Until recently, most of the artist’s subject matter has been more about the objects that people leave behind rather than the people themselves. With the human experience and the presence of the everyday as recurring themes throughout his body of work, Tufnell’s Salvage displays the related topics in the most literal manner. The series consists of castings of real-life garbage cans, garbage bags and leaves found on the streets of New York. Trying to make poetry of trash and making sculpture about the landscape, he examined human waste and public consumption. Comparable to the medium of painting and the series of Salvage, Still Lifes challenges the preconception that a sculpture is often a singular object and conveys the relationship between objects. Based on pictorial sculptures, the series is an expression of the present consumer culture. Discussing the re-purposing of items and articles in new packaging, Tufnell shares that today’s version of a still life is more like a coffee table cluttered with Uber Eats. In some cases, we’re the product. Through metaphorical meaning, Tufnell elevates the types of things that are regularly tossed away.
For most of his career, execution was a top priority. However, since the creative process often masks random opportunities that material(s) can pose, the artist’s “factory-like” workspace has become more experimental. Quarantine life has provided Tufnell the perfect excuse to turn himself into his subject matter. His reason for choosing to develop a self-portrait series: it doesn’t feel right to keep ragging on the rest of the world. Mastering the art of the mistake and focusing on the material (more than the concept), the work in progress and new sculpture series will feature his own head. Admittedly, he’s getting as weird as he wants to be and loving every minute of it. On the evolving agenda: experimenting with abuse of power on a social scale, including both forms of power such as surveillance and individuals in power.
“At this stage, I’m completely unabashed in my use of materials and processes. I don’t allow myself any restrictions due to some aesthetic concept that sounds impressive on paper. The studio is not a place for timidity. However, I also no longer rush to finish. A work is never really complete until it’s left my possession. I believe that a truly great work of art involves a passage of time in the artist’s thinking.
“I want the viewer to experience a sense of freshness when dealing with familiar imagery. Art has the ability to break down profound misconceptions and I want the viewer to experience the same revelry that I do in the studio when I find something new,” shares Tufnell. Depending on the medium, he likens materials to musical instruments – you always want to choose the right one for the symphony.
Coming up, Tufnell is in the process of developing two new series that he’s planning to exhibit at IV Gallery in Los Angeles and 5Myles in Brooklyn. When the rules and restrictions of COVID-19 are lifted, head online or in-person for a depiction of people and power.

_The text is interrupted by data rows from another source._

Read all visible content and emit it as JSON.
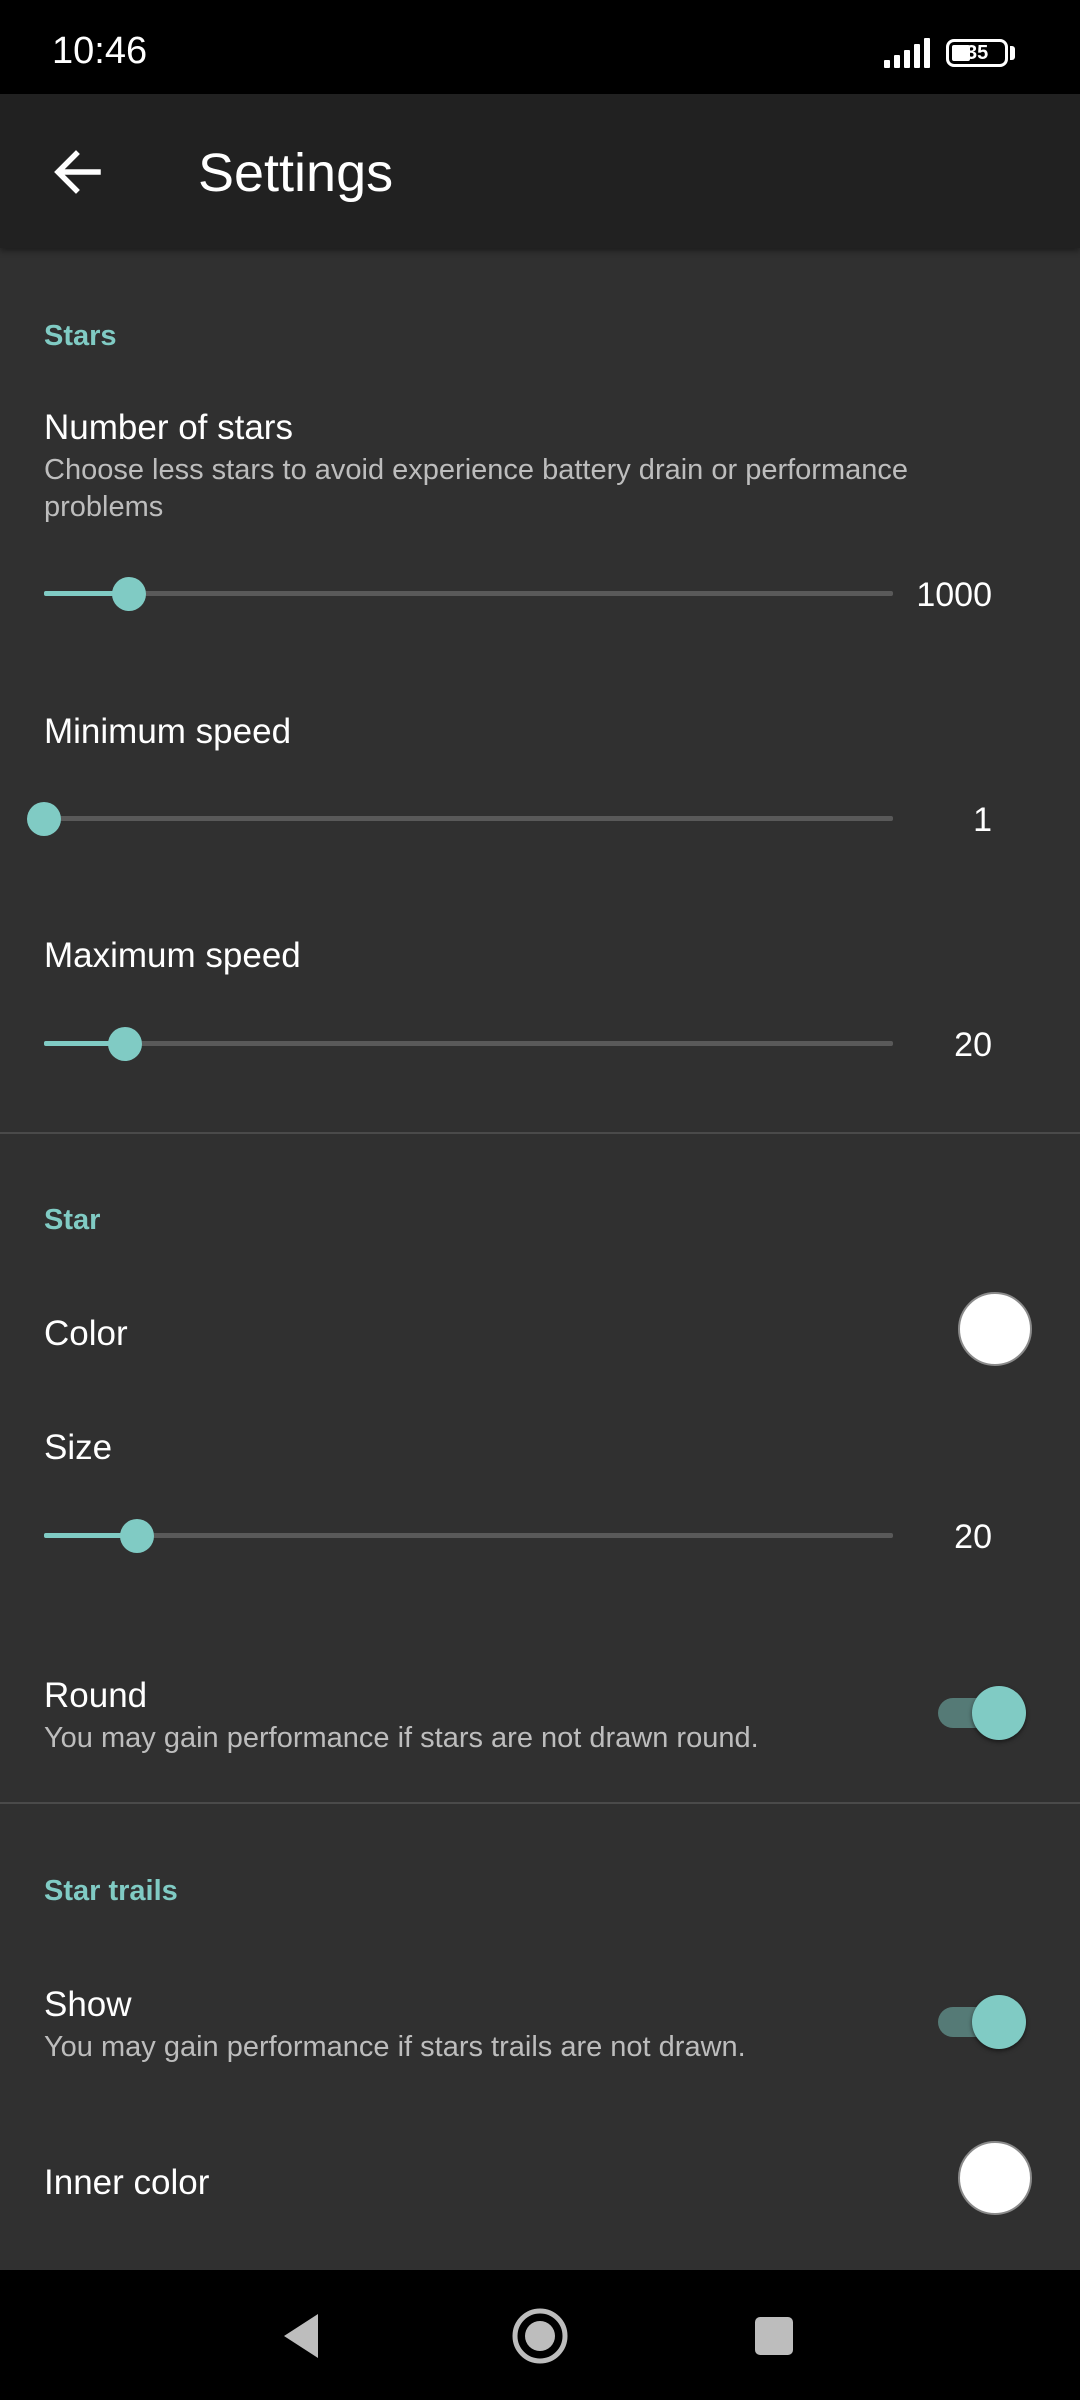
{
  "status": {
    "time": "10:46",
    "battery": "35"
  },
  "appbar": {
    "title": "Settings"
  },
  "stars_section": {
    "header": "Stars",
    "number_of_stars": {
      "title": "Number of stars",
      "summary": "Choose less stars to avoid experience battery drain or performance problems",
      "value": "1000",
      "fraction": 0.1
    },
    "minimum_speed": {
      "title": "Minimum speed",
      "value": "1",
      "fraction": 0.0
    },
    "maximum_speed": {
      "title": "Maximum speed",
      "value": "20",
      "fraction": 0.095
    }
  },
  "star_section": {
    "header": "Star",
    "color": {
      "title": "Color",
      "swatch": "#ffffff"
    },
    "size": {
      "title": "Size",
      "value": "20",
      "fraction": 0.11
    },
    "round": {
      "title": "Round",
      "summary": "You may gain performance if stars are not drawn round.",
      "checked": true
    }
  },
  "trails_section": {
    "header": "Star trails",
    "show": {
      "title": "Show",
      "summary": "You may gain performance if stars trails are not drawn.",
      "checked": true
    },
    "inner_color": {
      "title": "Inner color",
      "swatch": "#ffffff"
    }
  },
  "colors": {
    "accent": "#80cbc4",
    "background": "#303030",
    "appbar": "#212121"
  },
  "nav": {
    "icons": [
      "back-triangle-icon",
      "home-circle-icon",
      "recents-square-icon"
    ]
  }
}
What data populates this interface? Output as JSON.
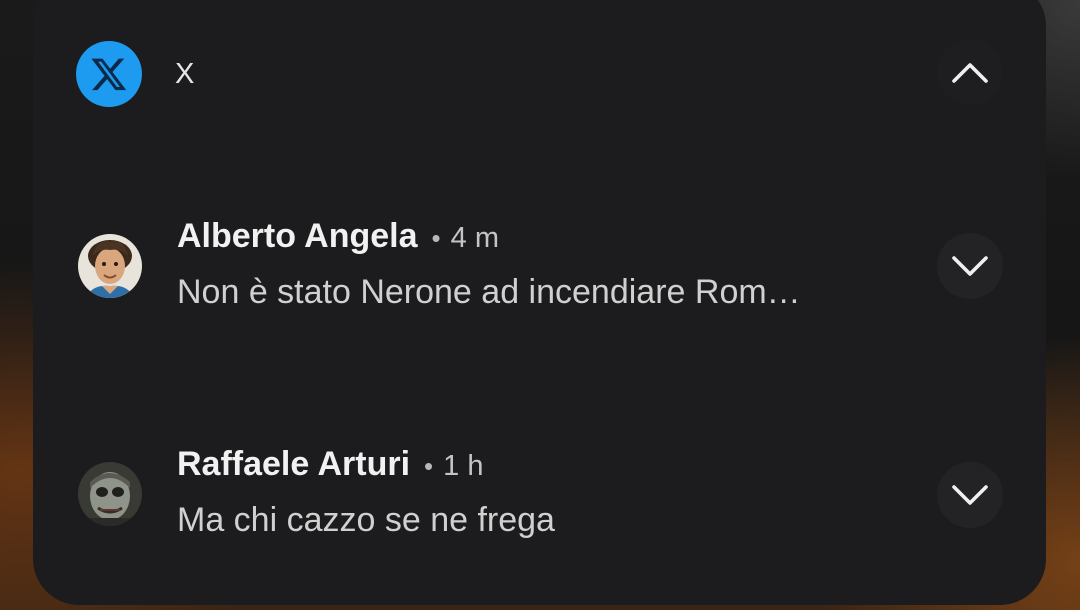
{
  "app": {
    "name": "X",
    "icon": "x-logo-icon",
    "icon_color": "#1d9bf0"
  },
  "controls": {
    "collapse_icon": "chevron-up-icon",
    "expand_icon": "chevron-down-icon"
  },
  "notifications": [
    {
      "sender": "Alberto Angela",
      "separator": "•",
      "time": "4 m",
      "message": "Non è stato Nerone ad incendiare Rom…",
      "avatar": "avatar-alberto-angela"
    },
    {
      "sender": "Raffaele Arturi",
      "separator": "•",
      "time": "1 h",
      "message": "Ma chi cazzo se ne frega",
      "avatar": "avatar-raffaele-arturi"
    }
  ]
}
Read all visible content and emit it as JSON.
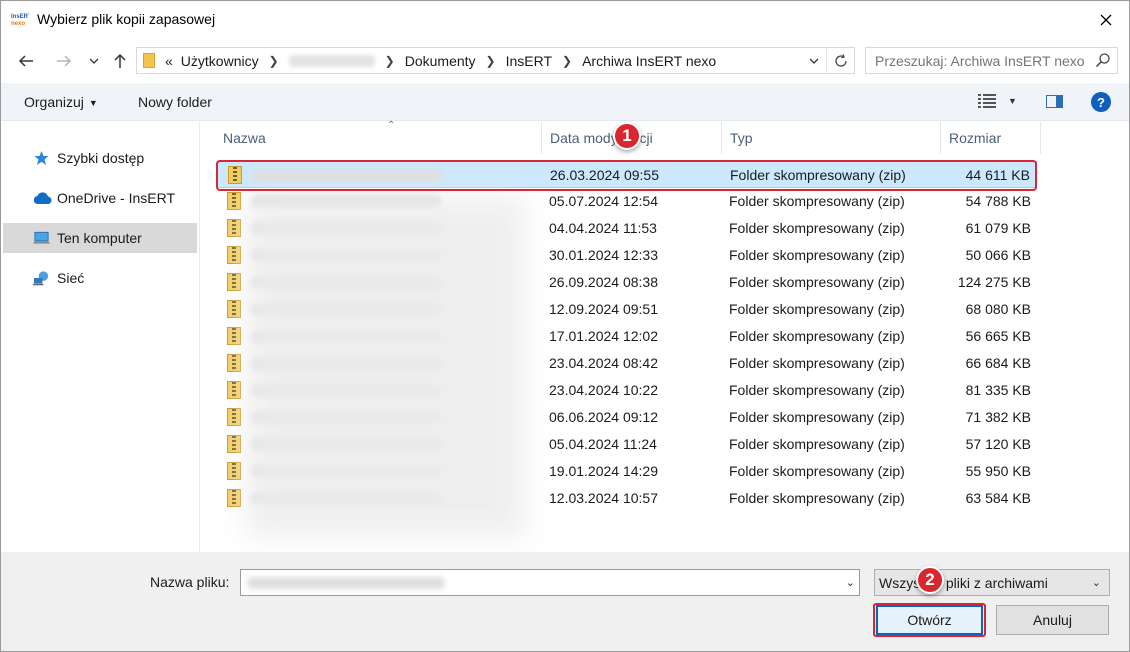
{
  "window": {
    "title": "Wybierz plik kopii zapasowej",
    "logo_text_top": "InsERT",
    "logo_text_bottom": "nexo"
  },
  "address": {
    "overflow": "«",
    "crumbs": [
      "Użytkownicy",
      "Dokumenty",
      "InsERT",
      "Archiwa InsERT nexo"
    ]
  },
  "search": {
    "placeholder": "Przeszukaj: Archiwa InsERT nexo"
  },
  "toolbar": {
    "organize": "Organizuj",
    "new_folder": "Nowy folder"
  },
  "nav": {
    "items": [
      {
        "label": "Szybki dostęp",
        "icon": "star-icon"
      },
      {
        "label": "OneDrive - InsERT",
        "icon": "cloud-icon"
      },
      {
        "label": "Ten komputer",
        "icon": "computer-icon",
        "selected": true
      },
      {
        "label": "Sieć",
        "icon": "network-icon"
      }
    ]
  },
  "columns": {
    "name": "Nazwa",
    "date": "Data modyfikacji",
    "type": "Typ",
    "size": "Rozmiar"
  },
  "files": [
    {
      "date": "26.03.2024 09:55",
      "type": "Folder skompresowany (zip)",
      "size": "44 611 KB",
      "selected": true
    },
    {
      "date": "05.07.2024 12:54",
      "type": "Folder skompresowany (zip)",
      "size": "54 788 KB"
    },
    {
      "date": "04.04.2024 11:53",
      "type": "Folder skompresowany (zip)",
      "size": "61 079 KB"
    },
    {
      "date": "30.01.2024 12:33",
      "type": "Folder skompresowany (zip)",
      "size": "50 066 KB"
    },
    {
      "date": "26.09.2024 08:38",
      "type": "Folder skompresowany (zip)",
      "size": "124 275 KB"
    },
    {
      "date": "12.09.2024 09:51",
      "type": "Folder skompresowany (zip)",
      "size": "68 080 KB"
    },
    {
      "date": "17.01.2024 12:02",
      "type": "Folder skompresowany (zip)",
      "size": "56 665 KB"
    },
    {
      "date": "23.04.2024 08:42",
      "type": "Folder skompresowany (zip)",
      "size": "66 684 KB"
    },
    {
      "date": "23.04.2024 10:22",
      "type": "Folder skompresowany (zip)",
      "size": "81 335 KB"
    },
    {
      "date": "06.06.2024 09:12",
      "type": "Folder skompresowany (zip)",
      "size": "71 382 KB"
    },
    {
      "date": "05.04.2024 11:24",
      "type": "Folder skompresowany (zip)",
      "size": "57 120 KB"
    },
    {
      "date": "19.01.2024 14:29",
      "type": "Folder skompresowany (zip)",
      "size": "55 950 KB"
    },
    {
      "date": "12.03.2024 10:57",
      "type": "Folder skompresowany (zip)",
      "size": "63 584 KB"
    }
  ],
  "bottom": {
    "filename_label": "Nazwa pliku:",
    "filter_value": "Wszystkie pliki z archiwami",
    "open_button": "Otwórz",
    "cancel_button": "Anuluj"
  },
  "annotations": {
    "step1": "1",
    "step2": "2",
    "color": "#d9262f"
  },
  "colors": {
    "selection": "#cce8ff",
    "accent": "#0a64c6",
    "command_bar": "#f0f4f9"
  }
}
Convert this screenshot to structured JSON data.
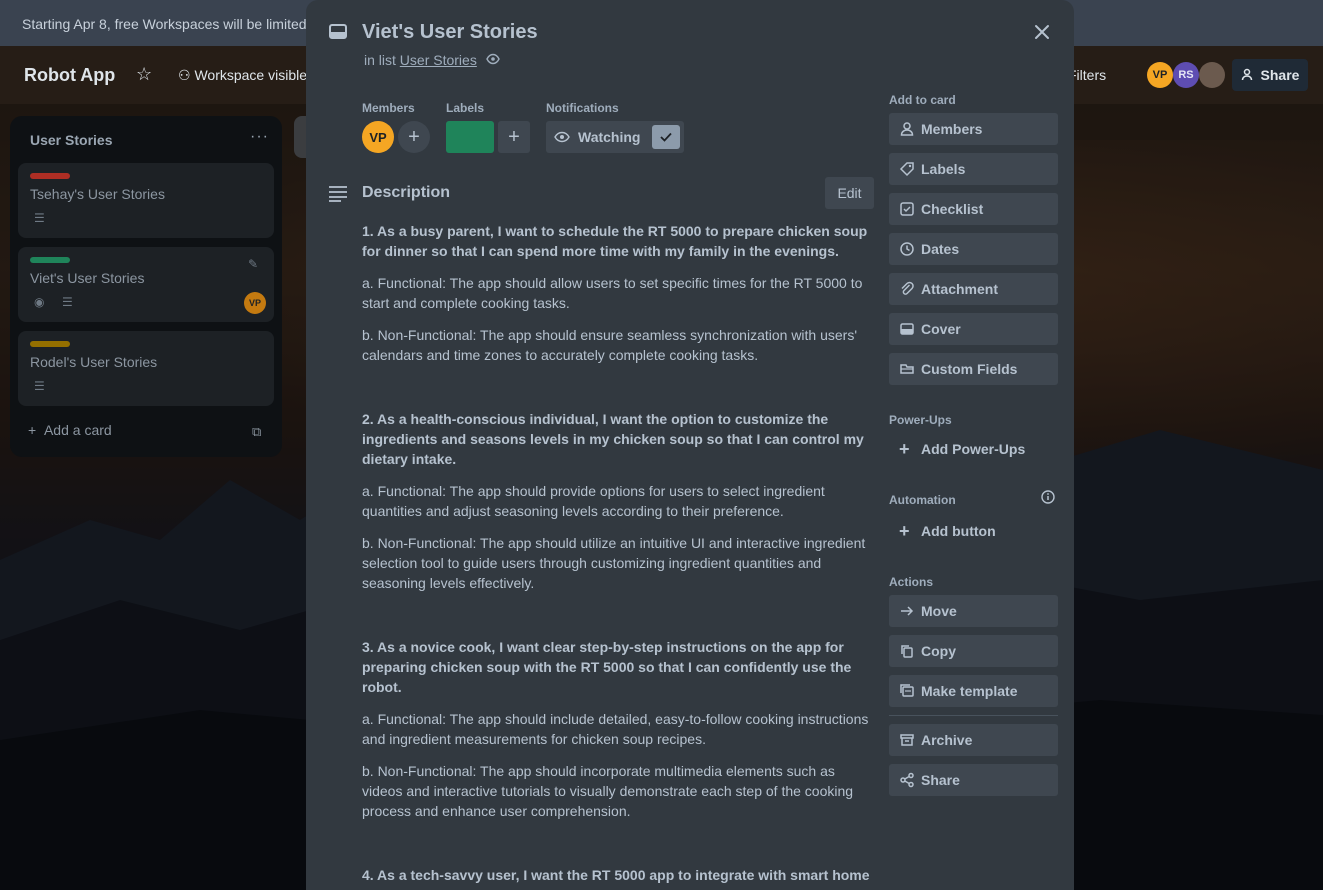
{
  "banner": {
    "text": "Starting Apr 8, free Workspaces will be limited"
  },
  "board": {
    "title": "Robot App",
    "workspace_visibility": "Workspace visible",
    "filters": "Filters",
    "members": [
      {
        "initials": "VP",
        "color": "#f5a623"
      },
      {
        "initials": "RS",
        "color": "#5e4db2"
      }
    ],
    "share": "Share"
  },
  "list": {
    "title": "User Stories",
    "menu": "···",
    "cards": [
      {
        "title": "Tsehay's User Stories",
        "label_color": "#ae2e24"
      },
      {
        "title": "Viet's User Stories",
        "label_color": "#1f845a",
        "avatar": "VP"
      },
      {
        "title": "Rodel's User Stories",
        "label_color": "#946f00"
      }
    ],
    "add_card": "Add a card"
  },
  "card": {
    "title": "Viet's User Stories",
    "in_list_prefix": "in list",
    "list_name": "User Stories",
    "members_label": "Members",
    "member_initials": "VP",
    "labels_label": "Labels",
    "label_color": "#1f845a",
    "notifications_label": "Notifications",
    "watching": "Watching",
    "description_title": "Description",
    "edit": "Edit",
    "description": [
      {
        "type": "story",
        "text": "1. As a busy parent, I want to schedule the RT 5000 to prepare chicken soup for dinner so that I can spend more time with my family in the evenings."
      },
      {
        "type": "req",
        "text": "a. Functional: The app should allow users to set specific times for the RT 5000 to start and complete cooking tasks."
      },
      {
        "type": "req",
        "text": "b. Non-Functional: The app should ensure seamless synchronization with users' calendars and time zones to accurately complete cooking tasks."
      },
      {
        "type": "story",
        "text": "2. As a health-conscious individual, I want the option to customize the ingredients and seasons levels in my chicken soup so that I can control my dietary intake."
      },
      {
        "type": "req",
        "text": "a. Functional: The app should provide options for users to select ingredient quantities and adjust seasoning levels according to their preference."
      },
      {
        "type": "req",
        "text": "b. Non-Functional: The app should utilize an intuitive UI and interactive ingredient selection tool to guide users through customizing ingredient quantities and seasoning levels effectively."
      },
      {
        "type": "story",
        "text": "3. As a novice cook, I want clear step-by-step instructions on the app for preparing chicken soup with the RT 5000 so that I can confidently use the robot."
      },
      {
        "type": "req",
        "text": "a. Functional: The app should include detailed, easy-to-follow cooking instructions and ingredient measurements for chicken soup recipes."
      },
      {
        "type": "req",
        "text": "b. Non-Functional: The app should incorporate multimedia elements such as videos and interactive tutorials to visually demonstrate each step of the cooking process and enhance user comprehension."
      },
      {
        "type": "story",
        "text": "4. As a tech-savvy user, I want the RT 5000 app to integrate with smart home"
      }
    ]
  },
  "sidebar": {
    "add_to_card": "Add to card",
    "add_items": [
      {
        "label": "Members",
        "icon": "person-icon"
      },
      {
        "label": "Labels",
        "icon": "tag-icon"
      },
      {
        "label": "Checklist",
        "icon": "checkbox-icon"
      },
      {
        "label": "Dates",
        "icon": "clock-icon"
      },
      {
        "label": "Attachment",
        "icon": "paperclip-icon"
      },
      {
        "label": "Cover",
        "icon": "cover-icon"
      },
      {
        "label": "Custom Fields",
        "icon": "field-icon"
      }
    ],
    "powerups_label": "Power-Ups",
    "add_powerups": "Add Power-Ups",
    "automation_label": "Automation",
    "add_button": "Add button",
    "actions_label": "Actions",
    "actions": [
      {
        "label": "Move",
        "icon": "arrow-right-icon"
      },
      {
        "label": "Copy",
        "icon": "copy-icon"
      },
      {
        "label": "Make template",
        "icon": "template-icon"
      },
      {
        "label": "Archive",
        "icon": "archive-icon"
      },
      {
        "label": "Share",
        "icon": "share-icon"
      }
    ]
  }
}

For more, please visit his website: http://www.samtufnell.com/
And follow him on Instagram: @samtufnell. WM
Laura Shirk is a Toronto-based freelance writer known for profiling international artists and retail marketing campaigns. Currently, she contributes to CREATIV Magazine, Marketing Trendz and Duty Free & Travel Retailing Magazine. Her work has also appeared in Elite Daily, Culture Trip and Makeful. Connect with her on Instagram: @elleeshirk.view all articles from this author